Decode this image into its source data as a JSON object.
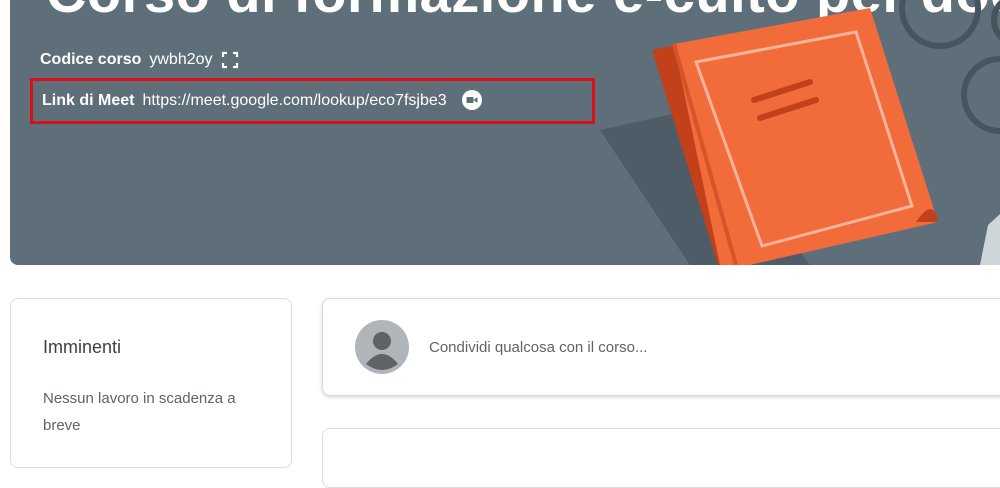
{
  "header": {
    "course_title": "Corso di formazione e-culto per docenti",
    "class_code_label": "Codice corso",
    "class_code_value": "ywbh2oy",
    "meet_link_label": "Link di Meet",
    "meet_link_value": "https://meet.google.com/lookup/eco7fsjbe3",
    "icons": {
      "class_code": "fullscreen-icon",
      "meet": "meet-video-icon"
    },
    "colors": {
      "banner": "#5e6f7a",
      "highlight_border": "#d8101a",
      "book": "#f26b3a"
    }
  },
  "upcoming": {
    "title": "Imminenti",
    "empty_text": "Nessun lavoro in scadenza a breve"
  },
  "stream": {
    "share_placeholder": "Condividi qualcosa con il corso..."
  }
}
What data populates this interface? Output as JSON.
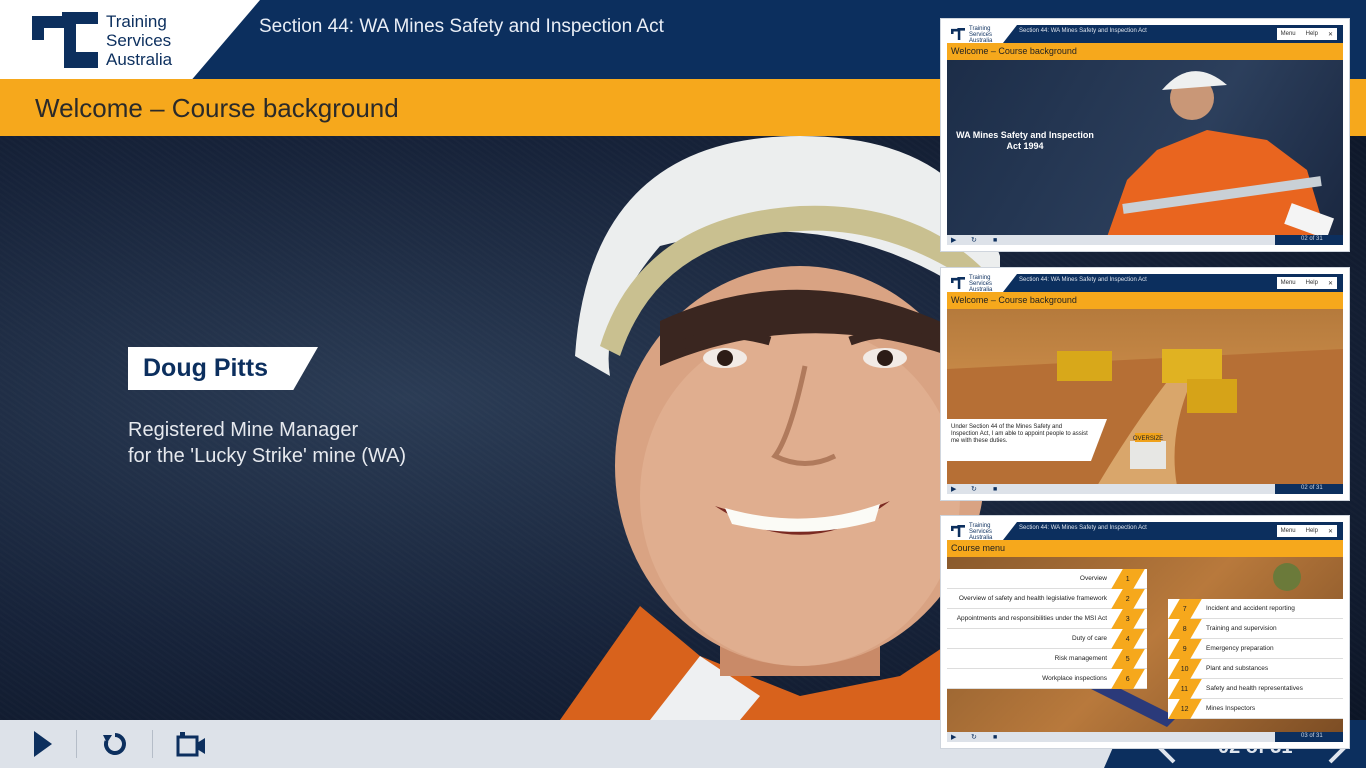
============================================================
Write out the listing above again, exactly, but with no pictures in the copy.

Decode this image into its source data as a JSON object.
{
  "header": {
    "course_title": "Corso di formazione e-culto per docenti",
    "class_code_label": "Codice corso",
    "class_code_value": "ywbh2oy",
    "meet_link_label": "Link di Meet",
    "meet_link_value": "https://meet.google.com/lookup/eco7fsjbe3",
    "icons": {
      "class_code": "fullscreen-icon",
      "meet": "meet-video-icon"
    },
    "colors": {
      "banner": "#5e6f7a",
      "highlight_border": "#d8101a",
      "book": "#f26b3a"
    }
  },
  "upcoming": {
    "title": "Imminenti",
    "empty_text": "Nessun lavoro in scadenza a breve"
  },
  "stream": {
    "share_placeholder": "Condividi qualcosa con il corso..."
  }
}
What data populates this interface? Output as JSON.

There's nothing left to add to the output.